#### WHAT THIS TASK INVOLVES
Find all lines with the word "main" in the material, then copy them.

------------------------------------------------------------------------

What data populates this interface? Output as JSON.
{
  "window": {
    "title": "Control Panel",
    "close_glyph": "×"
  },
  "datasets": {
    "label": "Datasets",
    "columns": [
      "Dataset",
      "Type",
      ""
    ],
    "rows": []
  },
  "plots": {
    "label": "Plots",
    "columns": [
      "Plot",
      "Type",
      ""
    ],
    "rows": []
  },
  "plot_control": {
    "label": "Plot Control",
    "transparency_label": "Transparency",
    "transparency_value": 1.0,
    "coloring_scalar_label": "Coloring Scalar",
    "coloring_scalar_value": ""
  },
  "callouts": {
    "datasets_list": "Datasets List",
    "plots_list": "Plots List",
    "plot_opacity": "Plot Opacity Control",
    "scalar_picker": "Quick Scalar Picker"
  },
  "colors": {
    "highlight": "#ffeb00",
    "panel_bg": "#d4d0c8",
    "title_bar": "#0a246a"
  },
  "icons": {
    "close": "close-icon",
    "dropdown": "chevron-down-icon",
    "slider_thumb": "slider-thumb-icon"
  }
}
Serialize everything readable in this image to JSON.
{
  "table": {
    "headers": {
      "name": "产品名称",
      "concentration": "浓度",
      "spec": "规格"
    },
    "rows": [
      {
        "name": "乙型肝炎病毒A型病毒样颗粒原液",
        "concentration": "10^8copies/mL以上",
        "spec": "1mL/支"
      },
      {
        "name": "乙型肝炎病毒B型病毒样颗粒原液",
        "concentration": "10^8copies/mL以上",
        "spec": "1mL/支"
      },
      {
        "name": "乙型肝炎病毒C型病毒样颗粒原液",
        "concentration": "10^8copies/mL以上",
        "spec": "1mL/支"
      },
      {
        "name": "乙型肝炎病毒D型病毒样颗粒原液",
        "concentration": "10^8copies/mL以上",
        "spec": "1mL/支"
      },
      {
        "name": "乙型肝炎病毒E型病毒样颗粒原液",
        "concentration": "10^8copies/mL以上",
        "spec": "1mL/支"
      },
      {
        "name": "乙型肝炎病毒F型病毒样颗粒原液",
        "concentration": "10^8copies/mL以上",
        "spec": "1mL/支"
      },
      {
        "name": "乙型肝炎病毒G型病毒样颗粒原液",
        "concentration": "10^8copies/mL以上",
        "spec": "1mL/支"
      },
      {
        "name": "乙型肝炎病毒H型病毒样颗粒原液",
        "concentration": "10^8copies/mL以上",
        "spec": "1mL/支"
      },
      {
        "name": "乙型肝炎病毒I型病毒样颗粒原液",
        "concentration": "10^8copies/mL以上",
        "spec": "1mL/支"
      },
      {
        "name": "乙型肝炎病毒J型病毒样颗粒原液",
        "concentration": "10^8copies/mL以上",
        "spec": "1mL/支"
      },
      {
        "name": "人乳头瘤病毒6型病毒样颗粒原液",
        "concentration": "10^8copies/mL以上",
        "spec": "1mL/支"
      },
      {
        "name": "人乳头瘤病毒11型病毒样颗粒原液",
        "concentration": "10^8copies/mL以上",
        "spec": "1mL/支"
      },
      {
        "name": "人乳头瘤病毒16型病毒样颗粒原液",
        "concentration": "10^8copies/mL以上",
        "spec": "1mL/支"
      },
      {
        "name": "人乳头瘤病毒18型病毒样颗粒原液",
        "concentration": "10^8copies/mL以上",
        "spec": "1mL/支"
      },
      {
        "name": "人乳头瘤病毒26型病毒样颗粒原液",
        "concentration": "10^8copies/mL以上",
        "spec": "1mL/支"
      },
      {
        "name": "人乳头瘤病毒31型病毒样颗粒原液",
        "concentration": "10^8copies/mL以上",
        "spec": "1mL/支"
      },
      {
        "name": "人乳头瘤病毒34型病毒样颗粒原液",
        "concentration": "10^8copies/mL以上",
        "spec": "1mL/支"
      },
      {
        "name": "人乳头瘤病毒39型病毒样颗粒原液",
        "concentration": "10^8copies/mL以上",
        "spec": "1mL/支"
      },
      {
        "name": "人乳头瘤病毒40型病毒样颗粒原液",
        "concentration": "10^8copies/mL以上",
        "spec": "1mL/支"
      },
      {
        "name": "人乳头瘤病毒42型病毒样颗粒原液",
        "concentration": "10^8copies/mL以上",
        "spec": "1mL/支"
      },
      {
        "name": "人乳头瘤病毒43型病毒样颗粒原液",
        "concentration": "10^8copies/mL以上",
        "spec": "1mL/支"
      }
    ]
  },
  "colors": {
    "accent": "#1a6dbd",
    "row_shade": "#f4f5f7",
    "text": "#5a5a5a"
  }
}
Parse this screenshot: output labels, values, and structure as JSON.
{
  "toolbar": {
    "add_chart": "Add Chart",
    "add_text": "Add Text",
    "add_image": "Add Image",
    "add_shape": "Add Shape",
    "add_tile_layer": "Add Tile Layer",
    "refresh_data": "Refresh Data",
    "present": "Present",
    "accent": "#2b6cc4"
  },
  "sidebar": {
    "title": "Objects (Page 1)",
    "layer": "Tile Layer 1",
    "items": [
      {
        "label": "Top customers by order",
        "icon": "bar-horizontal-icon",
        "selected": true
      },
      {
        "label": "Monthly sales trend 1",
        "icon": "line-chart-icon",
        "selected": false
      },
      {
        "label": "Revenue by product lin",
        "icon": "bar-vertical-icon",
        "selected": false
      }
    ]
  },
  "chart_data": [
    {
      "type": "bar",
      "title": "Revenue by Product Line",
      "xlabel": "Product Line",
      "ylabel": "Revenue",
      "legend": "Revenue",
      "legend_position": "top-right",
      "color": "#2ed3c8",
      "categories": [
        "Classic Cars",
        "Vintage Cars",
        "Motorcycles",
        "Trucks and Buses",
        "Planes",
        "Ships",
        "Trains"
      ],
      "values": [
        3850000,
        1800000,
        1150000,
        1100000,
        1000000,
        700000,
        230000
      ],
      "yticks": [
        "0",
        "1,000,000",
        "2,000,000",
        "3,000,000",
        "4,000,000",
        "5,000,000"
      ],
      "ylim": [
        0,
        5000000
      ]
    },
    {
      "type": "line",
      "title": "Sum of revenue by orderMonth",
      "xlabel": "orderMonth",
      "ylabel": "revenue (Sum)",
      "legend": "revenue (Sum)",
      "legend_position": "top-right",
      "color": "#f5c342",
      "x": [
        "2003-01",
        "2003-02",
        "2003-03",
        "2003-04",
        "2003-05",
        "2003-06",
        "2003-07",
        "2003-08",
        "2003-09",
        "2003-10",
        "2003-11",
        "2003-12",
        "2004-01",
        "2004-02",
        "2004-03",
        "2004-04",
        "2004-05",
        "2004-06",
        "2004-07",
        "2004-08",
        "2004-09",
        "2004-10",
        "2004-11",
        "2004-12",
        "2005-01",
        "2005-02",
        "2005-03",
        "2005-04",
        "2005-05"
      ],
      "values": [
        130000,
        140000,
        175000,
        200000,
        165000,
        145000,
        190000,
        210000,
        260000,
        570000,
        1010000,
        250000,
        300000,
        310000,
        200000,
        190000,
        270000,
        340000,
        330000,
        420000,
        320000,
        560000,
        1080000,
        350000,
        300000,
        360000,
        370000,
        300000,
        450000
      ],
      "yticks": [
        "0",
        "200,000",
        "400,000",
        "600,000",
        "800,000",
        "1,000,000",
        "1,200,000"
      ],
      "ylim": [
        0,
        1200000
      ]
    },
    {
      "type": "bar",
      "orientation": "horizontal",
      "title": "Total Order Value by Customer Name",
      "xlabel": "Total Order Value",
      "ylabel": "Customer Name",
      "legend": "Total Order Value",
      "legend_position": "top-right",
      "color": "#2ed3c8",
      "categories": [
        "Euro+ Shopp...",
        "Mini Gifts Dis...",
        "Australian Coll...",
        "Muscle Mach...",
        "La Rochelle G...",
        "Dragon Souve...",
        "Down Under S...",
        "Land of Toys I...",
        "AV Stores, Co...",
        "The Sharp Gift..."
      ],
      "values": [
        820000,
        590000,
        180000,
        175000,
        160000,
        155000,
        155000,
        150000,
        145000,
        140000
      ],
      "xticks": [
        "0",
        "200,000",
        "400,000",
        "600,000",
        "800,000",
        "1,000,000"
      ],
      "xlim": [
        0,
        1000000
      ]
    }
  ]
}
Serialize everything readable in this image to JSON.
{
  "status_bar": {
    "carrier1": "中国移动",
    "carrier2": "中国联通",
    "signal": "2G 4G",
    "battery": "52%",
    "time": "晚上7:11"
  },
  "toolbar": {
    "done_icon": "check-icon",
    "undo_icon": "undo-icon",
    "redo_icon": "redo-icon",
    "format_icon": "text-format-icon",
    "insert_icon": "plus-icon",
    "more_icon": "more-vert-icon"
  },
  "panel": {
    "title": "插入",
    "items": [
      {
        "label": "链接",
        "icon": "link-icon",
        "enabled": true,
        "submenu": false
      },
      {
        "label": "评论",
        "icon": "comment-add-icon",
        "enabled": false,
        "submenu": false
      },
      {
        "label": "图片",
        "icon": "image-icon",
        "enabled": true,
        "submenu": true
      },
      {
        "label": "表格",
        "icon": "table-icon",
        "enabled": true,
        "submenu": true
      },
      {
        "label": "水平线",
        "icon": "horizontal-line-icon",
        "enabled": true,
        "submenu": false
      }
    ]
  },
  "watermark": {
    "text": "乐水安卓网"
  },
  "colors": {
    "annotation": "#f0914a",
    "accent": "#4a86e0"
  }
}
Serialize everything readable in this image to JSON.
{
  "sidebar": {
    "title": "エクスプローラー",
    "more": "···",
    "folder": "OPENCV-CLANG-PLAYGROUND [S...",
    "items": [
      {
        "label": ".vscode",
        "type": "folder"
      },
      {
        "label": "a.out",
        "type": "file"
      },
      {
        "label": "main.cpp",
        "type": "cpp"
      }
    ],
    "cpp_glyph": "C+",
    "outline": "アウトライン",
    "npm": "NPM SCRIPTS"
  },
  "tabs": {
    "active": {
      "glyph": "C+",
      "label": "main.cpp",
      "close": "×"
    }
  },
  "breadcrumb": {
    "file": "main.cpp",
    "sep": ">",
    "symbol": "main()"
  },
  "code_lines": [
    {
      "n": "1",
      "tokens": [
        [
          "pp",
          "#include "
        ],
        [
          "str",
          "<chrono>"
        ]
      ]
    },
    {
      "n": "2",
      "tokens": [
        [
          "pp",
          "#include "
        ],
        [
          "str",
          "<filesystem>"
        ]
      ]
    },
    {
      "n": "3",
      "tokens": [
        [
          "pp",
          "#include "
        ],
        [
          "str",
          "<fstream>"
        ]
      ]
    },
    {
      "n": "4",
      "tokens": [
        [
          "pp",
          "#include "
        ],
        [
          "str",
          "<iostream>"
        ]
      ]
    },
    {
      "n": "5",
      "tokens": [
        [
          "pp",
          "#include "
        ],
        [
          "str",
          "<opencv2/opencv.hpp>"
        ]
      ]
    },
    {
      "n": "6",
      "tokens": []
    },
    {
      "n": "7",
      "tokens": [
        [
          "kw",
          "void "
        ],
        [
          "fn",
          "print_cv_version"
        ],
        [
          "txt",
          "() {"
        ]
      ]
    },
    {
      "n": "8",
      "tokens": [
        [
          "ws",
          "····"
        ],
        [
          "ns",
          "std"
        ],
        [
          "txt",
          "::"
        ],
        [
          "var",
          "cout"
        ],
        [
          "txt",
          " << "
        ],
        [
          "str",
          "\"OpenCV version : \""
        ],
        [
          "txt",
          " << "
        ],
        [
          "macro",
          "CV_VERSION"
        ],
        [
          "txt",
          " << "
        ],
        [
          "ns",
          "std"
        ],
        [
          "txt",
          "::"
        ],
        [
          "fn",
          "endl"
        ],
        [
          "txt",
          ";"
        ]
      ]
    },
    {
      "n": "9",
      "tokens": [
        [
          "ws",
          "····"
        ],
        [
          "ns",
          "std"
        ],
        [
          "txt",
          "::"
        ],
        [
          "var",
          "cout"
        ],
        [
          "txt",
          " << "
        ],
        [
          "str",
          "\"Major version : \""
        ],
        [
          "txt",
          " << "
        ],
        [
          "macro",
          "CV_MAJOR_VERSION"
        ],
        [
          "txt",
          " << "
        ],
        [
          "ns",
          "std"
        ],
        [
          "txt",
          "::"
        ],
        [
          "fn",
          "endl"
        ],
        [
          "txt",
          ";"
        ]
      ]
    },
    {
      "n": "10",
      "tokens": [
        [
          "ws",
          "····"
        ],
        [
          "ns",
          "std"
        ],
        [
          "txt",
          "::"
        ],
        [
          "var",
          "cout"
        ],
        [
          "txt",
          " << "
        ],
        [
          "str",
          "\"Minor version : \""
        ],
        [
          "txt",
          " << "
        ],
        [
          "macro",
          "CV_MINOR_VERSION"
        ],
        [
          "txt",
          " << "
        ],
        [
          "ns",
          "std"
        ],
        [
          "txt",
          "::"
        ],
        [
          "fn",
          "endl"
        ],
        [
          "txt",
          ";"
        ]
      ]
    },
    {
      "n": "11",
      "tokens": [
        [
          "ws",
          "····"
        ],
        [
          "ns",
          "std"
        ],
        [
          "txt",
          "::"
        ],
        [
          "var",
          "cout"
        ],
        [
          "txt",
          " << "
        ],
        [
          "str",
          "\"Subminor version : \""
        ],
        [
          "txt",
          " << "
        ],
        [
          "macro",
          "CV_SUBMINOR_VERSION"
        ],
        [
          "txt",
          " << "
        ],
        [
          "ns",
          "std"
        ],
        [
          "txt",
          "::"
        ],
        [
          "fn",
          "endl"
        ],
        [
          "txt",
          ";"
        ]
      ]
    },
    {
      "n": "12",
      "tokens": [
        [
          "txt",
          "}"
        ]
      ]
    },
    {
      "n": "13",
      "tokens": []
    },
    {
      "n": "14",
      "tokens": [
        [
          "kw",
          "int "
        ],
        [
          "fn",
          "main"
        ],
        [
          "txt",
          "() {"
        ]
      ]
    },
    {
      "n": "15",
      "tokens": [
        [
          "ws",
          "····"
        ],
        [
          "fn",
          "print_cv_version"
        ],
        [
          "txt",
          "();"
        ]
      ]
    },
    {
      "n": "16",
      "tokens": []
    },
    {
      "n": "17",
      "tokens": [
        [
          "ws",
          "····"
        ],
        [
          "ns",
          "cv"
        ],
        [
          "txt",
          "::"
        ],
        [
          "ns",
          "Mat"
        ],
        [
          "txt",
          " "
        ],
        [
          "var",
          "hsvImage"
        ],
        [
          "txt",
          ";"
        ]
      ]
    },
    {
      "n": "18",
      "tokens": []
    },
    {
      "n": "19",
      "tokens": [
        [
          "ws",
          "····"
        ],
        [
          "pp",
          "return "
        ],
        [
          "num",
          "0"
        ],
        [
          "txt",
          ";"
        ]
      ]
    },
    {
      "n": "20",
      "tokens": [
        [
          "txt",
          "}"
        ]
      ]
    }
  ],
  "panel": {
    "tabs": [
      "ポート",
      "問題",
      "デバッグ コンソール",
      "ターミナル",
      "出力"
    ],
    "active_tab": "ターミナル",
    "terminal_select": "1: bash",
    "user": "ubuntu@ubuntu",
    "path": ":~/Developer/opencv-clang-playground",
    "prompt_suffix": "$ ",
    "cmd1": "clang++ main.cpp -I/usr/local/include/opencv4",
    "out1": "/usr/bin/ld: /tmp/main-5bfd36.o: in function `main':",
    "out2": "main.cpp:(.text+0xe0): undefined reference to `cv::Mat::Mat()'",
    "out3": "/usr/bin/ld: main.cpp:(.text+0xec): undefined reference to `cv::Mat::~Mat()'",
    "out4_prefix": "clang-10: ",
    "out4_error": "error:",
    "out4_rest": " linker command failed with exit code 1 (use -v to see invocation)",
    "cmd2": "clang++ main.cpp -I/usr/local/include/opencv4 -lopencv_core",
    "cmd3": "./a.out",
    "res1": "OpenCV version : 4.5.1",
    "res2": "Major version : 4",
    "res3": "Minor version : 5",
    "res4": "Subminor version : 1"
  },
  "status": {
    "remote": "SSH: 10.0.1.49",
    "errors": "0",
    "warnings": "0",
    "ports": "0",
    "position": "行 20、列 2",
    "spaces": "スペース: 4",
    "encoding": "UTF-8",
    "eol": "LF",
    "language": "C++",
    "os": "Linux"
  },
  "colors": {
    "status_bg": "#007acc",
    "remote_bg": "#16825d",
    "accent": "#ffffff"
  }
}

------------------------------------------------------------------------

#### RESULT OF THIS EXERCISE
        "label": "main.cpp",
      "label": "main.cpp",
    "file": "main.cpp",
    "symbol": "main()"
          "main"
    "cmd1": "clang++ main.cpp -I/usr/local/include/opencv4",
    "out1": "/usr/bin/ld: /tmp/main-5bfd36.o: in function `main':",
    "out2": "main.cpp:(.text+0xe0): undefined reference to `cv::Mat::Mat()'",
    "out3": "/usr/bin/ld: main.cpp:(.text+0xec): undefined reference to `cv::Mat::~Mat()'",
    "cmd2": "clang++ main.cpp -I/usr/local/include/opencv4 -lopencv_core",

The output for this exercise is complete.